It just so happens that Bridgeport was also a favorite spot for director Jacques Tourneur. He filmed scenes for the 1947 film noir classic OUT OF THE PAST in Bridgeport, as I shared in a 2010 post.
A decade later Tourneur returned to Bridgeport to make a film I just discovered last year, NIGHTFALL (1957), starring Aldo Ray, Anne Bancroft, Brian Keith, and James Gregory.
On our recent visit to Bridgeport I was able to take some new location photos for both movies, in both the town itself and at nearby Upper Twin Lake. Thanks is again due to the blog The Great Silence; his photos and videos made it easy to track down the precise spots where the movies were filmed at the lake.
In OUT OF THE PAST Robert Mitchum plays Jeff, who's started a new life in Bridgeport. His girlfriend Ann is played by Virginia Huston. I shared photos of the side of "Ann's house" in my 2010 post.
This time I shot Ann's home from the front. This is where Jeff picks up Ann to take her along on a fateful drive. The house is prominently situated next to the bridge crossed entering town.
I used a more distant shot of Ken's Sporting Goods in my previous OUT OF THE PAST post. Here's a closer shot. Ken's is the business to the left, and the shop known as the Variety Store is to the right. Ken's was "Marny's Diner" in the movie. The building looked a little different due in part to porch posts which used to be in front of the building.
Here's how it looked on a vintage postcard in my collection:
The fire station on Bridgeport's Main Street, which sits on the corner where Jeff's gas station was located, has been remodeled since 2010. The town school can been seen in the distance on School Street.
The building below was built in 1880 and served as Bridgeport's school until 1964. It was previously located where the current school now sits; it can be glimpsed in OUT OF THE PAST and is seen much more prominently as the church in NIGHTFALL.
The school was transported from School Street to Emigrant Street in the mid '60s, and it is now the Mono County Museum.
Towards the end of NIGHTFALL Aldo Ray and James Gregory are both passengers on a bus trip, after which they have an important conversation where Gregory discloses to Ray that he's an insurance investigator. They stood near the "church" just about here; the original school building referred to as the church would have been to the left of the frame.
Another shot, with the same mountains in the distance which are seen in the film:
One morning we drove down Twin Lakes Road to visit both Lower and Upper Twin Lakes. It turns out that the campsite shared by Aldo Ray and Frank Albertson in NIGHTFALL was in pretty much the same spot on Upper Twin Lake as where Robert Mitchum went fishing with Virginia Huston at the opening of OUT OF THE PAST.

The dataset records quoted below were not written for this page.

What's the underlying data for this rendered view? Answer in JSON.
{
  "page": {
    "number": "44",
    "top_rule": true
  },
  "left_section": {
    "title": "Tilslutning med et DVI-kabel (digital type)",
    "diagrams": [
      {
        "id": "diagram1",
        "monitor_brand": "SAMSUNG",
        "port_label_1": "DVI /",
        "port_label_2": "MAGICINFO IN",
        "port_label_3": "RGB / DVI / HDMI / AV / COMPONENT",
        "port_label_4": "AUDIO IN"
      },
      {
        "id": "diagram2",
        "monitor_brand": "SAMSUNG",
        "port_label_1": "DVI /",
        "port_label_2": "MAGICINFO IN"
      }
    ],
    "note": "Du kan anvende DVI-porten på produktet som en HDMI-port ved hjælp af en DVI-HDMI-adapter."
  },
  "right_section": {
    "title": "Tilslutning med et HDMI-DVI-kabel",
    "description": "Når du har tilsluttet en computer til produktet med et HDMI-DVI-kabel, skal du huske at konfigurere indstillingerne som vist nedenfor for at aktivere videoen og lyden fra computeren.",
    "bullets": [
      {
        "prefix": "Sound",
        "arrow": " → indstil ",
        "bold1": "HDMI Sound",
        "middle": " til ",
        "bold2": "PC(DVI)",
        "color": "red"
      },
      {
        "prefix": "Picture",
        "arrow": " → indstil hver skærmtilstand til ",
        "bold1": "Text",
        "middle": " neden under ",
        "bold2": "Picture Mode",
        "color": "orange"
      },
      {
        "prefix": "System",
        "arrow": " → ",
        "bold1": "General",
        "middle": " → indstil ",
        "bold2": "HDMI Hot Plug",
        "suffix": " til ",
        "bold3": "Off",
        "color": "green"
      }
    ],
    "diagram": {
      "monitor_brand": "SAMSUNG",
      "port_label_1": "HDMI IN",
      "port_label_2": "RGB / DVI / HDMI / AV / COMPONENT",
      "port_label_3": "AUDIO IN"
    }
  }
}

This is the NIGHTFALL campsite; it was downright stunning how little had changed in nearly six decades. The lefthand tree is slanted just as it is in the movie.
The OUT OF THE PAST fishing spot is just to the right of the NIGHTFALL campsite:
Looking toward the NIGHTFALL location while standing close to the OUT OF THE PAST location, just to illustrate that they are within steps of each other:
Please visit The Great Silence blog for screen shots of the NIGHTFALL campsite and church locations.
The 1880 Mono County Courthouse on Main Street in Bridgeport can be glimpsed in OUT OF THE PAST, across the street from the gas station:
Bridgeport was also influential in George Stevens' concept of the town in the classic SHANE (1953) as I described in this post.
Previous trip posts: Welcome to Lone Pine and Alabama Hills Movie Locations.
Coming soon: Photos from this year's visit to the Lone Pine Film History Museum.
This shot taken along Twin Lakes Road is now the background on my phone!
Related post: Laura's Miscellaneous Musings in the Dark Pages.
A postscript: That's my husband's 2010 photograph of the Independence Day Rodeo on the Bridgeport website. We've also seen our photos on the town's Facebook page. Normally it would be a bit disconcerting not to be asked first...but since we love the town so much we decided to consider it doing our bit to help the town and their economy.